In the world of mainstream digital technologies, consent has meant checking a box that says “I agree to these terms and conditions.” You may not understand what you have agreed to, or you may be forced to agree in order to access important services, but in the eyes of these technology providers, you have provided consent.
Consent in technology also looks like the simple act of leaving home. Out in public, you can legally be subject to video surveillance and in some jurisdictions, the use of facial recognition technology on footage of you. By appearing in public space, you have consented to being monitored.
You can also consent by doing nothing. Your name, age, mailing address, and family members’ names can be listed in online directories until you explicitly request that the information be removed.
This view of consent has given rise to a host of issues related to data privacy (or the lack thereof) — issues that have a more profound impact for those who are marginalized by systemic forces like ableism, racism, class privilege, patriarchy, and heterosexism. Having contended with data privacy and equity issues in our personal experiences as well as through processes of designing technologies, we started to ask ourselves, can’t there be a higher standard for consent in tech?
This line of inquiry came about somewhat incidentally when we were working on the Ripple Mapping Tool, an app that crowdsources stories from participants of community programs and generates visualizations of the impacts of those programs. While designing the logic of the storytelling system, we identified the need for strong consent practices to respect the privacy of people who might not want to be named in these stories.
We assumed — naïvely — that the tech sector had established standards and best practices around consent, in the same way that fields like medicine and research have. Our searches returned very little to guide us, and instead revealed a deep need to draw attention to the ways that technology makers’ concepts of consent are vastly different than most people’s intuitive understanding of consent. At this point, we decided to pause our work on the Ripple Mapping Tool until better consent standards and practices were established, and pivoted to working on what came to be called the Consentful Tech Project.
The work so far
We started by writing a zine called Building Consentful Tech in collaboration with the Ripple Mapping Tool’s engineer Dann Toliver. In it, we introduce the term consentful technology: digital applications and spaces that are built with consent at their core, and that support the self-determination of people who use and are affected by these technologies. Whereas consensual implies a discrete agreement between two parties, consentful speaks to imbuing technology with a culture of consent.
The zine, which we also designed, leans on the work of movements against gender-based violence, and puts forward a framework for good digital consent based on Planned Parenthood’s FRIES model: Freely Given; Reversible; Informed; Enthusiastic; and Specific. It also puts forward some initial ideas for design processes and technical implementation that we hoped would kickstart the development of best practices. The zine is available for free download here and purchase here.
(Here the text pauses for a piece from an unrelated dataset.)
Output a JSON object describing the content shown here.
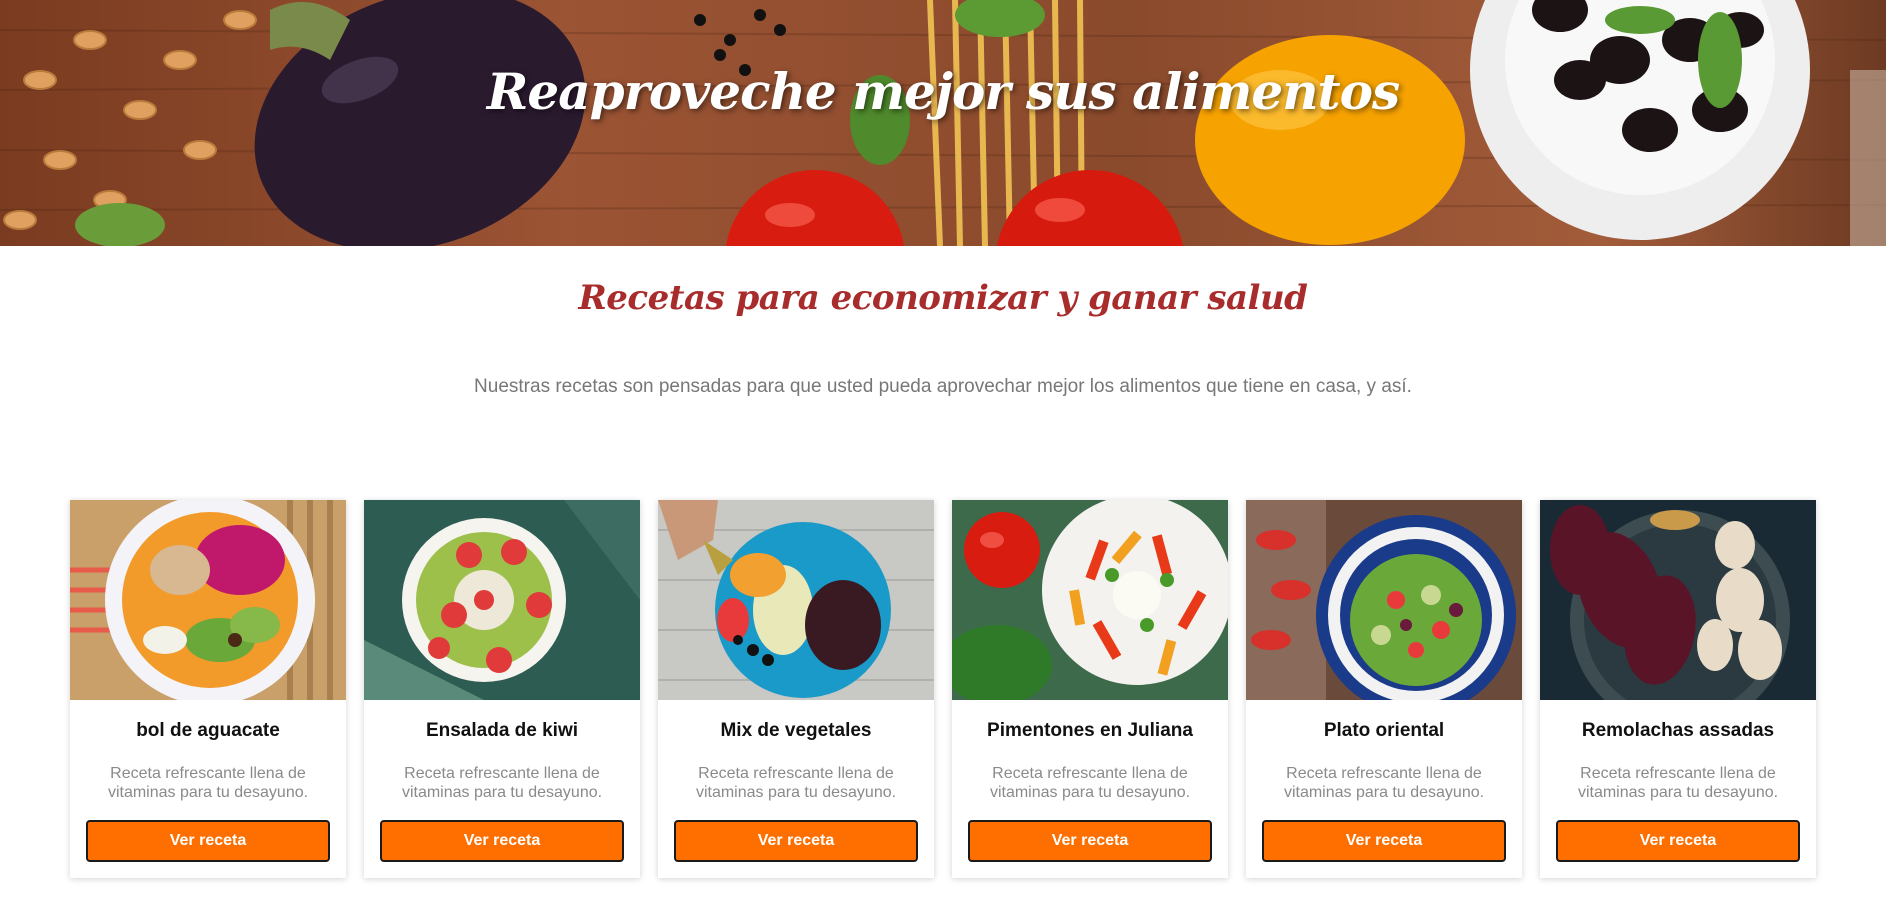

The impact so far
After being released in 2017, the zine has been widely cited and has been used as a resource for numerous tech and tech-related projects such as a public library program in which young people designed consentful tech for youth, a prototype for reversible consent, and an opt-in (rather than the ubiquitous opt-out) analytics feature on websites for Allied Media Projects and the Allied Media Conference.
We founded the Consentful Tech Project in 2018 in response to requests for trainings and case studies on which to model tech projects. Some of the things we have been up to through the Consentful Tech Project include:
• Training the Detroit Community Technology Project’s (DCTP) Equitable Internet Initiative Digital Stewards
• Working on a curriculum for teaching consentful tech principles and design processes in collaboration with DCTP
• Presenting at the Allied Media Conference, the Mozilla Festival, the Digital Equity Lab, and the World Economic Forum
Read the zine
Building Consentful Tech is a free 28 page zine for anyone who uses, makes, or is affected by digital technologies and wants to build a more consentful world. Intended as a community conversation starter rather than a comprehensive guide, it was written with input from dozens of technologists, designers, and community organizers.
Teach the curriculum
From protecting ourselves to taking care of each other: A curriculum for building and using technology consentfully is meant to support those looking to best use technology in service of care, safety, and consent. It will lay the groundwork with key concepts like data and data bodies, safety vs. security, consent, and how these relate to our individual and collective lives. This curriculum guides readers through the application of these concepts to build consentful cultures and technologies and how to advocate for the adoption of such in their communities.
Visit the website
See case studies of Consentful Tech in action and learn about upcoming events.